Monster and his little boy tackle Monster’s first day of school.
The big blue beast, resembling one of Sendak’s Wild Things, is a quivering mess at the thought of school, but he quickly settles in and begins to learn and enjoy himself—until he observes his classmates bullying another kid, that is. “He made some friends at recess, who invited him to play. / But when he saw them teasing, he spoke up without delay. / ‘I know we’re friends, but teasing’s wrong. / It’s something I despise, / No one should be ridiculed. There is no compromise.’ ” At these words, his new friends change their ways. Readers may point out that it’s easy for a big blue monster to stand up to bullies but harder for regular kids, but the fact that Monster has feelings just like them will go a long way to making this credible, and Czajak spells it out when he writes “The teasing stopped when Monster / said he wouldn’t go along.” Grieb’s digital artwork plays up Monster’s size and expressions, and the class is diverse. Young readers may need their own educations to tackle some of the vocabulary here—“motivation,” “pursue,” “monumental”—and the rhyming text sometimes stumbles. Still, Monster’s message is an important one, and his boy has a valuable point: “It’s hard to deal with bullies, even harder / when they’re friends.”
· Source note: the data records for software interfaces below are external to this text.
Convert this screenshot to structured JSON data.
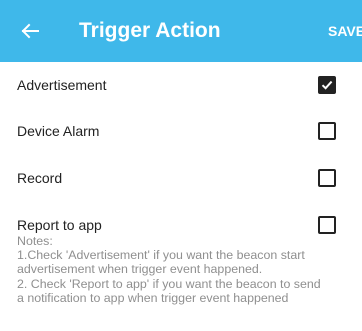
{
  "header": {
    "title": "Trigger Action",
    "save_label": "SAVE",
    "background_color": "#3fb8ea"
  },
  "options": [
    {
      "label": "Advertisement",
      "checked": true
    },
    {
      "label": "Device Alarm",
      "checked": false
    },
    {
      "label": "Record",
      "checked": false
    },
    {
      "label": "Report to app",
      "checked": false
    }
  ],
  "notes": {
    "heading": "Notes:",
    "lines": [
      "1.Check 'Advertisement' if you want the beacon start",
      "advertisement when trigger event happened.",
      "2. Check 'Report to app' if you want the beacon to send",
      "a notification to app when trigger event happened"
    ]
  },
  "icons": {
    "back": "arrow-left-icon",
    "check": "checkmark-icon"
  }
}
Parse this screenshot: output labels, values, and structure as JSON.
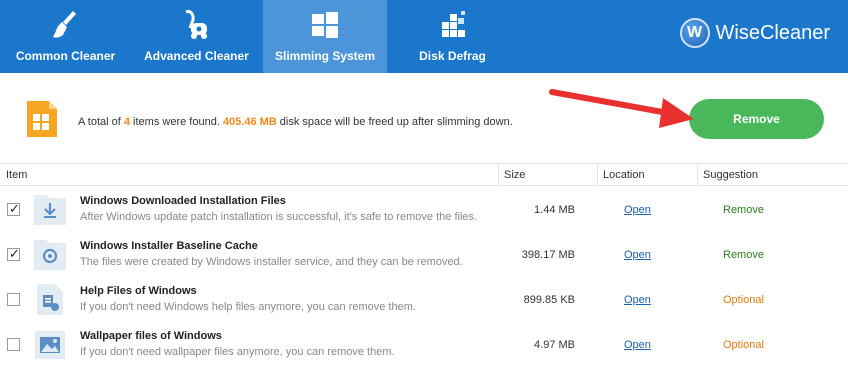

A rhyming bullying tale with some worthwhile lessons. (Picture book. 4-8)